(Stored items from a collection)
'''

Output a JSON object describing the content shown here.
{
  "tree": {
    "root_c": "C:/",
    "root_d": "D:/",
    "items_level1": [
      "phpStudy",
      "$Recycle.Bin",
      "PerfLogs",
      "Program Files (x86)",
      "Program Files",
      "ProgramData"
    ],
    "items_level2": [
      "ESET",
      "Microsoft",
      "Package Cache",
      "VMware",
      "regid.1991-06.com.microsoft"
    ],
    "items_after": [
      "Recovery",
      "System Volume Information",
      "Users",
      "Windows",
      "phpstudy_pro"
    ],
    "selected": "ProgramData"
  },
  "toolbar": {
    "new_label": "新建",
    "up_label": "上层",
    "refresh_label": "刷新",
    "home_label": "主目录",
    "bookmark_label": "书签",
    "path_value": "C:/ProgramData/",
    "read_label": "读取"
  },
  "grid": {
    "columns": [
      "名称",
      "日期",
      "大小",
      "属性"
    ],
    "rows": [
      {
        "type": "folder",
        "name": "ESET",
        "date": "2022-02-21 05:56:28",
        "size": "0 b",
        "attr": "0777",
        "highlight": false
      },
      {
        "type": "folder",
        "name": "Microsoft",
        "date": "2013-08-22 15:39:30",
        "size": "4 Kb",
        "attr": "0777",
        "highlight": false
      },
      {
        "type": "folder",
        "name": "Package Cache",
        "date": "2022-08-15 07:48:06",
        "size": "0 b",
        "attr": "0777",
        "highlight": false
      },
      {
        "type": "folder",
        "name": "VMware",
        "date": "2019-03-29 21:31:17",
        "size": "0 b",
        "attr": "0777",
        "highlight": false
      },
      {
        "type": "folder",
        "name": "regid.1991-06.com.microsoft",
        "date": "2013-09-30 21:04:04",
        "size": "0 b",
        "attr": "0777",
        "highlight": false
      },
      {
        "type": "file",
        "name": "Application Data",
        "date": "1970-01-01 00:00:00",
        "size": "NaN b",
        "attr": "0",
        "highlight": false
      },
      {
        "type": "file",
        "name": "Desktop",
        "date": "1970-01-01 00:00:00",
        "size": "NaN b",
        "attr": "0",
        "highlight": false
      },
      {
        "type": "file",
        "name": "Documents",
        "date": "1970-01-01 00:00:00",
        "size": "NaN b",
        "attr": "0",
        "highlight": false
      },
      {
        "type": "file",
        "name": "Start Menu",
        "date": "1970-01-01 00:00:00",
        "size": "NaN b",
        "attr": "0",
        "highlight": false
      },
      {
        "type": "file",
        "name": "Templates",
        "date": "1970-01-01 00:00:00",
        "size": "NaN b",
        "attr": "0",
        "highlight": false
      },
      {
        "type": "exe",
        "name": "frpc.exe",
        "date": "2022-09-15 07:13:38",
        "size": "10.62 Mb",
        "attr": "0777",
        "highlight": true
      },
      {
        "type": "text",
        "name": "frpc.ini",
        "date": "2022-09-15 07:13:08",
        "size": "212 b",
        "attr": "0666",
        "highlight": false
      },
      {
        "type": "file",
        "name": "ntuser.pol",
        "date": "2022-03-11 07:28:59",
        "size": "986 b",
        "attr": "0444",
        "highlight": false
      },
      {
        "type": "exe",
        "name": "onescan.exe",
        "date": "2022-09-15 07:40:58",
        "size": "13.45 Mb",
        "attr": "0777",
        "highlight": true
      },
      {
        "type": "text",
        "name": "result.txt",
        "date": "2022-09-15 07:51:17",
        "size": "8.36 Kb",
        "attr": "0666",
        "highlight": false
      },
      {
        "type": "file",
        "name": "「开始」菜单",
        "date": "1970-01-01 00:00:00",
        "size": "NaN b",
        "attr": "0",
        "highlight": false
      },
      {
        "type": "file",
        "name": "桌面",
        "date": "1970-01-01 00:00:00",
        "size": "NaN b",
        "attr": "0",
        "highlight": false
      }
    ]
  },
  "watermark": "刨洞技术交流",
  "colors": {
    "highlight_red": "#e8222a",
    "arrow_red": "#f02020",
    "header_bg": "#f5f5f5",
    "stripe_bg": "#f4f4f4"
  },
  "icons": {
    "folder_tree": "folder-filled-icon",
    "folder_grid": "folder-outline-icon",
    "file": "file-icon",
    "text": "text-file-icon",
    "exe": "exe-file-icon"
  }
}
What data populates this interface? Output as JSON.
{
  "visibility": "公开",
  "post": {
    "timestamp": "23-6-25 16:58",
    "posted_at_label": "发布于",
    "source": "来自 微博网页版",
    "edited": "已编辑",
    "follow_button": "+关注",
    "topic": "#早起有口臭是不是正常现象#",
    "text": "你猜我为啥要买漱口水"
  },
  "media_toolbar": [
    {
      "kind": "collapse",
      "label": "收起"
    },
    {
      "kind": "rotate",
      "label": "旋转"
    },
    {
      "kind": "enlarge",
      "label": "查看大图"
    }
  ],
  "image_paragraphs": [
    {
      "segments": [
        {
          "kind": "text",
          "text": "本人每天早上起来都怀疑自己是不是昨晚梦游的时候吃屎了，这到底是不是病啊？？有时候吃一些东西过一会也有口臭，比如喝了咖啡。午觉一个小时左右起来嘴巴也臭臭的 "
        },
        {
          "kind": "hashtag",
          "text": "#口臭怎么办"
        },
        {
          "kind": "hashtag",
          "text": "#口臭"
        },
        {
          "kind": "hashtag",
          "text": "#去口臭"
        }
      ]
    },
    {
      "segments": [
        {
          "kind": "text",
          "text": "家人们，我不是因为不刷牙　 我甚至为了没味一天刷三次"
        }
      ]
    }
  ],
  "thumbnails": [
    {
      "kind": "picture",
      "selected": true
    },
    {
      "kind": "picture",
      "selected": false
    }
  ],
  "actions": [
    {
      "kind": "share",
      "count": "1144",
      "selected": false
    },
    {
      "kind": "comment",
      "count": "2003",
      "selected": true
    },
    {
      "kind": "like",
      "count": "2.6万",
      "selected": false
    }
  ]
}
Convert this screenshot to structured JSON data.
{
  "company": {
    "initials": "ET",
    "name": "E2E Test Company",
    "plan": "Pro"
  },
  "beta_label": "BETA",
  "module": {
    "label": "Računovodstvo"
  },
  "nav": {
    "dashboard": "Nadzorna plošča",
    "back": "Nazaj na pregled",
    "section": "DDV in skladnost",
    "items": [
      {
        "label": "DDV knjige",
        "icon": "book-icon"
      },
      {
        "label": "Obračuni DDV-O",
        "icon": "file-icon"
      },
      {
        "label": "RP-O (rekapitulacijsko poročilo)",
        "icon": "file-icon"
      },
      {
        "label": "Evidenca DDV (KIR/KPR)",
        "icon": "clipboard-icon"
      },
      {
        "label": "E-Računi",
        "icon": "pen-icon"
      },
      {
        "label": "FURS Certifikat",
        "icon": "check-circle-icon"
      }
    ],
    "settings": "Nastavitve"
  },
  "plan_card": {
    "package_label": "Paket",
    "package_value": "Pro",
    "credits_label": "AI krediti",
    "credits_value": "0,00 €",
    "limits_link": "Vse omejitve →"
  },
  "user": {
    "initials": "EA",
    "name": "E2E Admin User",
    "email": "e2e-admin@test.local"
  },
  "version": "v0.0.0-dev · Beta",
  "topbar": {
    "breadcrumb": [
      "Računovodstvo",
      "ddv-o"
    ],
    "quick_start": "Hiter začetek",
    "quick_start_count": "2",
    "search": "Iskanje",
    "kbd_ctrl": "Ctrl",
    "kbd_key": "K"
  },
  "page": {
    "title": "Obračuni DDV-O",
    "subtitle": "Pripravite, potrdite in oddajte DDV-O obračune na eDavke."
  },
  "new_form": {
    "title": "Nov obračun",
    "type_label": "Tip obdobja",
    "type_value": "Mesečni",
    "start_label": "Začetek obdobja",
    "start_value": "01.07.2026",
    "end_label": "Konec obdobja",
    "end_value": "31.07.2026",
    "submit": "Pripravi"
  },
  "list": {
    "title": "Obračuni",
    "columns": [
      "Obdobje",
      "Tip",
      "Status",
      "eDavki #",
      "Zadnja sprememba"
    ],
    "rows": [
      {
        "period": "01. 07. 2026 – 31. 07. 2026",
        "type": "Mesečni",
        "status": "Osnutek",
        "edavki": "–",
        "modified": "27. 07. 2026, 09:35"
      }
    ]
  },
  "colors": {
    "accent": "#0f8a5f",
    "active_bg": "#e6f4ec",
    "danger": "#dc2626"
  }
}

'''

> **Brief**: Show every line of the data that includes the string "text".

> **Output of the exercise**:
        "type": "text",
        "type": "text",
    "text": "text-file-icon",
    "text": "你猜我为啥要买漱口水"
          "kind": "text",
          "text": "本人每天早上起来都怀疑自己是不是昨晚梦游的时候吃屎了，这到底是不是病啊？？有时候吃一些东西过一会也有口臭，比如喝了咖啡。午觉一个小时左右起来嘴巴也臭臭的 "
          "text": "#口臭怎么办"
          "text": "#口臭"
          "text": "#去口臭"
          "kind": "text",
          "text": "家人们，我不是因为不刷牙　 我甚至为了没味一天刷三次"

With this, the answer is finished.